Moore: Well, I live in Nashville, so I certainly knew their music. I know the people who were around George & Tammy. I’m a big fan of Billy Sherrill, a god in the recording and producing industry. It was surreal to see all of this. Their studio is a temple in Nashville, which they had recreated from a warehouse. The show wanted to get all the details right about the places where they recorded.
I was nervous knowing that I was going to have to be answering to country music legends and their fans. They are great fans but they know what they want. Georgette Jones, their daughter, was on set as executive producer. She was thrilled and cried. I was relieved when she said they looked like her parents, and that it felt real.

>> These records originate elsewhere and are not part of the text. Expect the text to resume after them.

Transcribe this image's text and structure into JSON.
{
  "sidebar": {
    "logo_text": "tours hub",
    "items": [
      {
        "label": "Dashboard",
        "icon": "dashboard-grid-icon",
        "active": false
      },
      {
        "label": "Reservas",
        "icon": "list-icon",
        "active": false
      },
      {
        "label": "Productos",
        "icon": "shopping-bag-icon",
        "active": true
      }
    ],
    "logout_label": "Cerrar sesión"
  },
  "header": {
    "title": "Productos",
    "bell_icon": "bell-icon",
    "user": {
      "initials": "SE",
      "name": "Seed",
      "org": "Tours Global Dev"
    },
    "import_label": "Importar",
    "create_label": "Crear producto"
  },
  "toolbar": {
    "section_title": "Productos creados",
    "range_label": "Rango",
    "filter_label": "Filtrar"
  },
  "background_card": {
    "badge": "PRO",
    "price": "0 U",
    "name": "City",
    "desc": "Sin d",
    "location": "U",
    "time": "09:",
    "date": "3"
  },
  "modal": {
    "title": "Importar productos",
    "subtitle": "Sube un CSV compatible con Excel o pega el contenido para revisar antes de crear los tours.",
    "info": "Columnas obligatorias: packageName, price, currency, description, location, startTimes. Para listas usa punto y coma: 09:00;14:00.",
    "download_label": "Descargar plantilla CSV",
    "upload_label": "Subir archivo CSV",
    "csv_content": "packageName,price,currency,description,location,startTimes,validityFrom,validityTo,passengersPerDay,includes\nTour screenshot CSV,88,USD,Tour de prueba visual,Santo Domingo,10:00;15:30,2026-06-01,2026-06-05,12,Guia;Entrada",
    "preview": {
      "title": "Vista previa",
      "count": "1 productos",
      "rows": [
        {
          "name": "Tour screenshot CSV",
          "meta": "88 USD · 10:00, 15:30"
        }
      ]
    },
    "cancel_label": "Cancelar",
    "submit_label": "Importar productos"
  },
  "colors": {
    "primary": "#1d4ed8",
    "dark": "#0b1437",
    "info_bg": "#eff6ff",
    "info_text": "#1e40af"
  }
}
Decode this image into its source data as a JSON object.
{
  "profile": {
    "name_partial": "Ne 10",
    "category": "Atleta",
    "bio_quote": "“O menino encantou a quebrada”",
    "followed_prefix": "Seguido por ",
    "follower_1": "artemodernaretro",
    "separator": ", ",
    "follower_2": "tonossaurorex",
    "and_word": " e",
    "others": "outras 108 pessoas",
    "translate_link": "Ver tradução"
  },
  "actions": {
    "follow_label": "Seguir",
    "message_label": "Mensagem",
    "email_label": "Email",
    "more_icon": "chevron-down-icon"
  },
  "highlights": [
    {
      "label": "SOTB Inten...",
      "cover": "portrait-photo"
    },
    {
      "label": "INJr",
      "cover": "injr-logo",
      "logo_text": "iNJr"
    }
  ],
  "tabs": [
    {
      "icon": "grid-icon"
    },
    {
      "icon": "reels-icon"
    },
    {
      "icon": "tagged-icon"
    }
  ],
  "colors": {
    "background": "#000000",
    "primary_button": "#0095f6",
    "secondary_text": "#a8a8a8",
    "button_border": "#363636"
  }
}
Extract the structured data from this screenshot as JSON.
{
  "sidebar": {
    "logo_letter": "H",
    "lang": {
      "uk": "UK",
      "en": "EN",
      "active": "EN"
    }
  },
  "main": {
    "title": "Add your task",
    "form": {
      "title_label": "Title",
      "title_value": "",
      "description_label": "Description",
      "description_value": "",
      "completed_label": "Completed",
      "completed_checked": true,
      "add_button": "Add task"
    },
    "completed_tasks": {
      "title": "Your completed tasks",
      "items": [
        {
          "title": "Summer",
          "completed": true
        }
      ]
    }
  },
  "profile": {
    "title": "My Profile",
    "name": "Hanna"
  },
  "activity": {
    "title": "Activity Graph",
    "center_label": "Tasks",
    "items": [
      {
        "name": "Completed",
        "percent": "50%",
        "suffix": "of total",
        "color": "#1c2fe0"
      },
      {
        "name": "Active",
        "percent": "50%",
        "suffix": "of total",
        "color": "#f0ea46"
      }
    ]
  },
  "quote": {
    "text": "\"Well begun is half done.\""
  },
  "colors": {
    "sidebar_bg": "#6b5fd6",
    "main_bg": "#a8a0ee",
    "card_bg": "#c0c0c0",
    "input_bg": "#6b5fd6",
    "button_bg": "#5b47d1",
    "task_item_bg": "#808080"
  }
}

Afterward, the general consensus and feedback was, “Do they sound exactly like George and Tammy? No. Nobody can. But they are incredibly talented in their own way.” And we did not want to risk them sounding like a parody or an impersonation. If you watch He Stopped Loving Her Today by Michael Shannon as George, he hits that high note, and that is when he sounds the most like him. I got chills.
Of course, it’s not note for note, but was also important for them to insert themselves into these characters with their own voice. Otherwise, they would have gotten killed by the country music community.
BTL: In terms of modernizing it a bit, what kind of sounds are we talking about here?
Moore: Timeless is probably a better word. We recorded it in a very classic way, with microphones that they would have used. We used a lot of the instruments that they would have used. We just did not want something that made it sound immediately dated, so it was a bit about guitar tones that they used from the era — we shied away from those. The goal of good music here is to not be able to tell when it was recorded, which should make anyone want to listen to it. It was about having good musicians in the room, too. We had the top people in Nashville. These instruments transcend decades or any boxes.
BTL: After this experience, do you want to do more TV or movies? And if so what projects are you working on?
Moore: Yes, I’ve caught the bug. I am a believer that the best things happen outside of your comfort zone and five years ago I did not know that this would be a path I would do. Jessica has encouraged me a lot and I’m into it. The whole project was problem-solving –here is a situation and how do we solve it. It was fun connecting with them on set, and it was gratifying putting all the work in and seeing the results and the recognition.
Right now, I’m trying to find projects out of country music. I just produced the score with T Bone Burnett for an indie movie called Nighttime Owl that may go to Tribeca or come out this year. And so, yes, I am looking forward to projects like that. But I am still making records, by the way!
BTL: So, what was the most fun part and the most challenging part of this series for you?
Moore: The payout for the depth of this project — 26 to 27 songs, plus score and source music. It was the largest project I have ever been a part of, and that was the most fun for me in the end. The satisfaction of seeing it all work. At the same time, that is the most challenging [part] too.
I also really loved going to set. As I said, I spent two months on set in Wilmington with them, and they consulted with me on other stuff like making sure things were authentic and telling the assistant and musicians what to do. That was very meta for me, and being consulted on all that was great fun.
George & Tammy’s six episodes ran on Showtime between December 2022 and January 2023.